Jeremy Corbyn is adding some unlikely excitement to the Labour leadership contest. Although he does not have enough MPs yet to make it onto the ballot paper — he needs another 16 nominations at the time of writing — there is still a sense he might make it into race. As I wrote earlier in the week, the other campaigns are open to ‘loaning’ Corbyn some of their nominations if he nearing the magic 35 threshold.
Typically, Corbyn is sticking to his principles and has told Total Politics he is not keen on the idea of other candidates helping him:
‘I’m not particularly into charity nominations. I want to see a proper debate within the party. Essentially there’s going to be that debate anyway because there are many in the party, and many members who joined the party, because they want to something different. So that debate’s going to happen and I will certainly be part of that debate whatever the outcome. I want people to choose of their own volition, I don’t want charity.’
But technically, Corbyn can’t refuse help from the other candidates — it’s up to MPs who they back for leader. He can only encourage MPs not to switch sides, so if they are instructed to change their nomination, so be it. I understand that the Andy Burnham campaign hasn’t changed its attitude and would still help out Corbyn if he is close to having the 35 names he needs.

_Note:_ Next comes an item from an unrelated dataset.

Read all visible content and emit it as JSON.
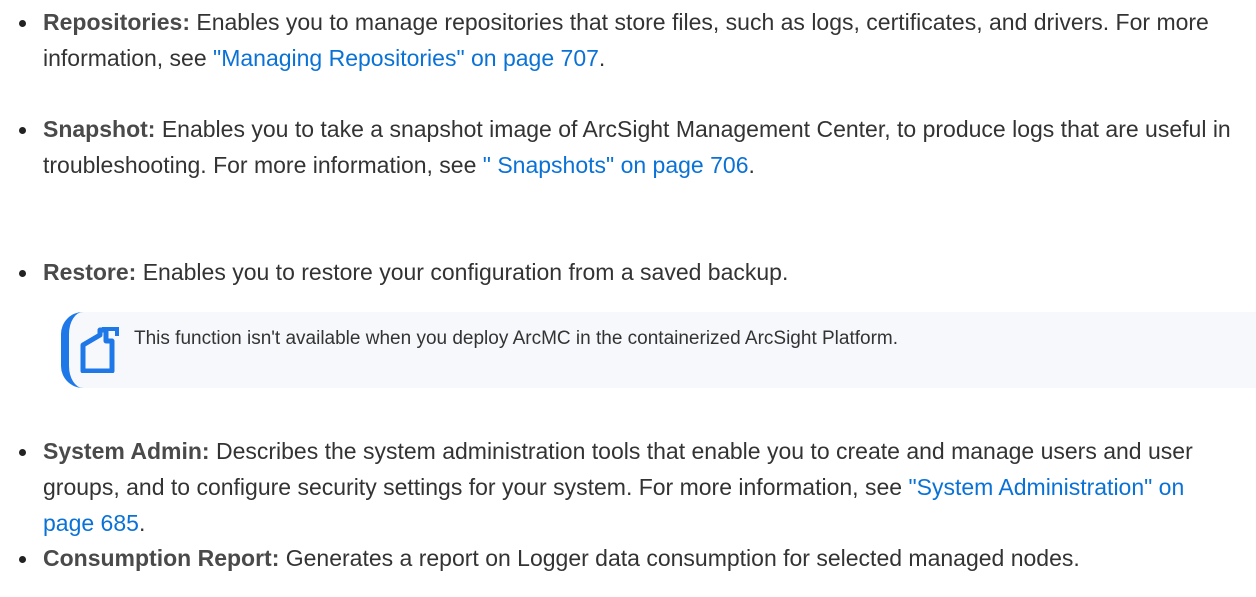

Surprisingly, there is plenty of support for Corbyn inside the Labour party. According to a new LabourList survery of its readers, Corbyn is their clear favourite for leader on 47 per cent, with Andy Burnham on 13 per cent, Liz Kendall on 11 per cent and Yvette Cooper on nine per cent. There is even an appetite on the right of the party to see him do well. A senior Blairite in the party tells me they’d like to see Corbyn on the ballot to teach the left a lesson:
‘The right of the party should have nothing to fear from Jeremy. It would be good for the left of the party to see just how few votes would be cast.’
If the left wing elements of Labour want to see how successful their candidate would be in winning elections, they only need to look at Corbyn’s strategy in this nomination process. Winners in elections tend not to turn down support and Corbyn is refusing to build any kind of consensus across the party. Just imagine how successful he would be at the ballot box.
Subscribe to The Spectator today for a quality of argument not found in any other publication. Get more Spectator for less – just £12 for 12 issues.